  37. Skinner, E., Chapman, M., and Baltes, P. B. (1988). Control, means-ends, and agency beliefs: A new conceptualization and its measurement during childhood.J. Pers. Soc. Psychol. 54: 117–133.Google Scholar
  38. Sontag, S. (1979).Illness as a Metaphor, Vintage, New York.Google Scholar
  39. Sosis, R. H. (1974). Internal-external control and the perception of responsibility of another for an accident.J. Pers. Soc. Psychol. 30: 393–399.Google Scholar
  40. Thornton, B., Ryckman, R. M., and Robbins, M. A. (1982). The relationships of observer characteristics to beliefs in the causal responsibility of victims of sexual assault.Hum. Rel. 35: 321–330.Google Scholar
  41. Ugwuegbu, D. C., and Hendrick, C. (1974). Personal causality and attribution of responsibility.Soc. Behav. Pers. 2: 76–86.Google Scholar
  42. Valentine-French, S., and Radtke, H. L. (1989). Attributions of responsibility for an incident of sexual harassment in a university setting.Sex Roles 21: 545–555.CrossRefGoogle Scholar
  43. Vallacher, R. R., and Selz, K. (1991). Who's to blame? Action identification in allocating responsibility for alleged rape.Soc. Cognit. 9: 194–219.Google Scholar
  44. Walster, E. (1966). Assignment of responsibility for an accident.J. Pers.
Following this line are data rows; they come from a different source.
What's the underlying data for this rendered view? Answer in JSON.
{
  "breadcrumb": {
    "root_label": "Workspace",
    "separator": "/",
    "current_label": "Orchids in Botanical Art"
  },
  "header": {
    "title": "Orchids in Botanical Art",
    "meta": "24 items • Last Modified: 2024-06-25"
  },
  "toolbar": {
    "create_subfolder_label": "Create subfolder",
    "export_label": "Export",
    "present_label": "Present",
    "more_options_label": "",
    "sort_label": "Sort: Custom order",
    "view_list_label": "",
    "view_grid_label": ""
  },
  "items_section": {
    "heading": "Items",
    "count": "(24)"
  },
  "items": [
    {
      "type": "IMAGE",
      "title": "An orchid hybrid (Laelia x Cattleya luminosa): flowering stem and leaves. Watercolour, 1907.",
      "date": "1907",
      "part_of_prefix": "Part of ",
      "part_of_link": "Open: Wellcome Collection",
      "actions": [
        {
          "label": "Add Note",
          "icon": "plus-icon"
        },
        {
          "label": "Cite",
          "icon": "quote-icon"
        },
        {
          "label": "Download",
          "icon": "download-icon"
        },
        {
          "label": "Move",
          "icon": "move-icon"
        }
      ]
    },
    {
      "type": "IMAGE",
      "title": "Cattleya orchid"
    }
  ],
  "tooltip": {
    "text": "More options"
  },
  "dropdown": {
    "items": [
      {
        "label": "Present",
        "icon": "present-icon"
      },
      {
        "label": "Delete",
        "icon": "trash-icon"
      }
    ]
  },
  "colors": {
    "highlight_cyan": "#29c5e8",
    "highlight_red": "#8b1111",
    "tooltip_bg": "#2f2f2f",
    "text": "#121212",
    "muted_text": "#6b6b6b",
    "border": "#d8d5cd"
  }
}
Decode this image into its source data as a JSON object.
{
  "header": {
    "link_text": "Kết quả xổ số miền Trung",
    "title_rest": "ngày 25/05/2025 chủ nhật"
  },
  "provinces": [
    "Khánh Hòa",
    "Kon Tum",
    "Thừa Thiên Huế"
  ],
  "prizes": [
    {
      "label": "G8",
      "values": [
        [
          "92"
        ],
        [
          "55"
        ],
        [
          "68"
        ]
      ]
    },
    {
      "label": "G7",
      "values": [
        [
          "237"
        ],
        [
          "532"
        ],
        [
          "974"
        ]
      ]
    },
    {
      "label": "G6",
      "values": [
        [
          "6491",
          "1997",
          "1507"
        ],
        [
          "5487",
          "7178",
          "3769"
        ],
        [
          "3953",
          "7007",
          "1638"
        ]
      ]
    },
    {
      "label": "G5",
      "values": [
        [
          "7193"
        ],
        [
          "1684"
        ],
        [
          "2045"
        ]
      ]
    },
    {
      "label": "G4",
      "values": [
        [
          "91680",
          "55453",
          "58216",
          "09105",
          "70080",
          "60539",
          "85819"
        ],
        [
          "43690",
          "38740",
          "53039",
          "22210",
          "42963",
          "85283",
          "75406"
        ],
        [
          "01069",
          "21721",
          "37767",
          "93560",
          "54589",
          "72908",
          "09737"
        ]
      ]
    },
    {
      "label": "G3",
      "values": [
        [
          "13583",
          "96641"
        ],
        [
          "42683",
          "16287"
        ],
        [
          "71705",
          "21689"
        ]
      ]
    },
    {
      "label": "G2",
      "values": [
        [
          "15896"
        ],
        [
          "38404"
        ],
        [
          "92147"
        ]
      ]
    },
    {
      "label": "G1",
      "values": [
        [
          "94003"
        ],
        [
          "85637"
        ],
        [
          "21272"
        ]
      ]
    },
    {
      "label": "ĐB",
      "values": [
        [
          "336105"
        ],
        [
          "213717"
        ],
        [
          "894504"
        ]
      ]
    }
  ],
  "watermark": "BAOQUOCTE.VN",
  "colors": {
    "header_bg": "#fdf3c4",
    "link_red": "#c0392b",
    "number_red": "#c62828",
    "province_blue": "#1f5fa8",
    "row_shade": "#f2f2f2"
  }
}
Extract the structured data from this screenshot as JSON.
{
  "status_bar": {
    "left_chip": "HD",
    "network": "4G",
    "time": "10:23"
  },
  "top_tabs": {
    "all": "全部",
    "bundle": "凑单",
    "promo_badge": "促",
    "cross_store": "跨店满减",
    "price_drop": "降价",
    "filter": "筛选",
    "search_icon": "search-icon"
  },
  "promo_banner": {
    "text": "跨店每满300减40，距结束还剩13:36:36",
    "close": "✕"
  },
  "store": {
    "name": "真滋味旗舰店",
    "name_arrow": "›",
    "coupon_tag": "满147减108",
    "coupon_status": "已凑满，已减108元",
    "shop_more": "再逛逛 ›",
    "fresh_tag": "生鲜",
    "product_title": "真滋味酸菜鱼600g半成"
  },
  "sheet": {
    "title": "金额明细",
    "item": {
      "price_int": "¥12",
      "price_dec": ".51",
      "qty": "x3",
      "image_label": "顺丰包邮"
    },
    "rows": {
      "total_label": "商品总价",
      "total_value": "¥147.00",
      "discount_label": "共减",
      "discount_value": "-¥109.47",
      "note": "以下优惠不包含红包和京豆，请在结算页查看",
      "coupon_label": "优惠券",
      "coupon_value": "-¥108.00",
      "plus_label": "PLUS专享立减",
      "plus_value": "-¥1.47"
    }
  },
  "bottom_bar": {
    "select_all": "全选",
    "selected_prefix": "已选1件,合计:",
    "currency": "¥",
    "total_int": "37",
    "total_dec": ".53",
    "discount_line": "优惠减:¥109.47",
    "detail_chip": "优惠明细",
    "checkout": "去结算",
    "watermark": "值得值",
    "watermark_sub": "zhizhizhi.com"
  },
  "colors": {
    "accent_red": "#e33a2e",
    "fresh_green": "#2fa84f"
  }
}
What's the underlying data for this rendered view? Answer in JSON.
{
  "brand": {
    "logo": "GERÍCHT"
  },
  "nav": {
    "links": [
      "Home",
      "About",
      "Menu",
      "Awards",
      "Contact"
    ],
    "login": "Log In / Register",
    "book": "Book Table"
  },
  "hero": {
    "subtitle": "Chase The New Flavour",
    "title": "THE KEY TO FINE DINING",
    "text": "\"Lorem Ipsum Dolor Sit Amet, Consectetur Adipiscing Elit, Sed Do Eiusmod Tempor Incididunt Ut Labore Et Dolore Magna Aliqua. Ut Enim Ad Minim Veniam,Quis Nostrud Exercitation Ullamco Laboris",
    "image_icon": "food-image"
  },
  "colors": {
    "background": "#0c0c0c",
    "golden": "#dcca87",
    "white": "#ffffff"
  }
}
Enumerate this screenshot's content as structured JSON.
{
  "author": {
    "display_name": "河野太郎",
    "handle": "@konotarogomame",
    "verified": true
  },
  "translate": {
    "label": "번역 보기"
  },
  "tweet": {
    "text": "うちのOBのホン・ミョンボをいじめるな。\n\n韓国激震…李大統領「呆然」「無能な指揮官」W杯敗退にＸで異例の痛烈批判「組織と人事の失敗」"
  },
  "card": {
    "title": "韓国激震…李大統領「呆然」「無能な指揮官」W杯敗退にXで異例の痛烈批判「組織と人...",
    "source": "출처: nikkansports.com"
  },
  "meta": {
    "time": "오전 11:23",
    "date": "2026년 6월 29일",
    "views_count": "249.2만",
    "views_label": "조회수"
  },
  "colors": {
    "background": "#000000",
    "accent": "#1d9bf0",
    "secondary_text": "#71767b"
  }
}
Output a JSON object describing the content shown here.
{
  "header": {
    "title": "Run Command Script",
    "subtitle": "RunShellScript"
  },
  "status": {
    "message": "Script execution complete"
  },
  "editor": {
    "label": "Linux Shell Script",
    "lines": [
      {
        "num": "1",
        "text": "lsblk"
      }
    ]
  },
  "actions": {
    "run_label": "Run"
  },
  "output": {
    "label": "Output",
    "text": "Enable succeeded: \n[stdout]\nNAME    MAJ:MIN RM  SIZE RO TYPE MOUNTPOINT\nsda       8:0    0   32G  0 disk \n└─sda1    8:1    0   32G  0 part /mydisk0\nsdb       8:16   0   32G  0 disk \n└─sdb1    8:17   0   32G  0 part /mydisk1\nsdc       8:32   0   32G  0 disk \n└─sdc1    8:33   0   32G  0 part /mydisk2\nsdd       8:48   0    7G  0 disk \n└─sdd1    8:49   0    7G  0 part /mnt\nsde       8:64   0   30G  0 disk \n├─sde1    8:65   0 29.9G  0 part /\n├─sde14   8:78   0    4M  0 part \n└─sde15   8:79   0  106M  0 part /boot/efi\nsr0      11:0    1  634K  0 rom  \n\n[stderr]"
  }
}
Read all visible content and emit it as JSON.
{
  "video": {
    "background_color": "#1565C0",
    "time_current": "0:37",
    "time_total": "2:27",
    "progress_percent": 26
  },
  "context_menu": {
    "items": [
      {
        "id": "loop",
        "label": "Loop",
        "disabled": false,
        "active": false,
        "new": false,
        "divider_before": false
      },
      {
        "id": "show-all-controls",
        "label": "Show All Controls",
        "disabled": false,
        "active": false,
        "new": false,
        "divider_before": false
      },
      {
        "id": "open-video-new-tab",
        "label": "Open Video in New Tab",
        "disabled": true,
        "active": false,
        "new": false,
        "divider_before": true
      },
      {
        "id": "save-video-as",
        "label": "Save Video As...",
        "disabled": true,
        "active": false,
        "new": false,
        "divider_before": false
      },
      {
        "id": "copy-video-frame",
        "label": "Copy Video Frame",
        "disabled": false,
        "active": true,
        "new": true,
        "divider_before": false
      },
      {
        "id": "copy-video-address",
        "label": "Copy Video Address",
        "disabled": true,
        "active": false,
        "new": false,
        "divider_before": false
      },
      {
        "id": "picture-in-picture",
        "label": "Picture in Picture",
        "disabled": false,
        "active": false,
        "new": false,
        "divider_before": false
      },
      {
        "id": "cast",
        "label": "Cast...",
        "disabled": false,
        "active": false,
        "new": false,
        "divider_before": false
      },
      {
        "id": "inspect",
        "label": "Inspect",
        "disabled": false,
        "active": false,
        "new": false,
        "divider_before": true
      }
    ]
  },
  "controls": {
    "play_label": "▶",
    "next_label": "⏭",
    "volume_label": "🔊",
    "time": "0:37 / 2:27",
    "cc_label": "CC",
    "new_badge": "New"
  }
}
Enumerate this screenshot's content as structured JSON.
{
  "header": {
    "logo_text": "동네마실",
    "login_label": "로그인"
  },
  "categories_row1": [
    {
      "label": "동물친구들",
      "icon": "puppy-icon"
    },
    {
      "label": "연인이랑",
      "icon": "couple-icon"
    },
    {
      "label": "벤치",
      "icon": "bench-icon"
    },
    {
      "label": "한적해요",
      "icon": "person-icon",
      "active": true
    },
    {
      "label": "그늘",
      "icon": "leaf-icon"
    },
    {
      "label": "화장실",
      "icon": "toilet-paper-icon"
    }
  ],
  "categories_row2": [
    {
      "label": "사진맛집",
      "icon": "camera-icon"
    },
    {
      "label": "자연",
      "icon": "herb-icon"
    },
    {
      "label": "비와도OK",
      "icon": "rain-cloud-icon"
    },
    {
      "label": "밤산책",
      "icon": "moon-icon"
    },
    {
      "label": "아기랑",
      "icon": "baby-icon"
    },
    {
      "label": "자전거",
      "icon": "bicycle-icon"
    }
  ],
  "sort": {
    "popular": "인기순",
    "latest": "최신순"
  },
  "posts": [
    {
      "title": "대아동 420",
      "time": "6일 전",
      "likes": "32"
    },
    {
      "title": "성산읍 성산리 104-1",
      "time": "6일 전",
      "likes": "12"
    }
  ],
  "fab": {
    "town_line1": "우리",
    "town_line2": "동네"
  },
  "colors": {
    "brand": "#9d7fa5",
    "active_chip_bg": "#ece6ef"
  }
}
Soc. Psychol. 3: 73–79.PubMedGoogle Scholar
  45. Witt, L. A. (1989). Urban-nonurban differences in social cognition: Locus of control and perceptions of a just world.J. Soc. Psychol. 129: 715–717.Google Scholar
  46. Zuckerman, M., and Gerbasi, K. C. (1977). Belief in internal control or belief in a just world: The use and misuse of the I-E-scale in prediction of attitudes and behavior.J. Pers. 45: 356–378.Google Scholar
  47. Zuckerman, M., Gerbasi, K. C., and Marion, S. P. (1977). Correlates of the just world factor of Rotter's I-E Scale.Educ. Psychol. Measur. 37: 375–381.Google Scholar

Copyright information

© Plenum Publishing Corporation 1994

Authors and Affiliations

  • Jürgen Maes
    • 1
  1. 1.Universiät TrierGermany

Personalised recommendations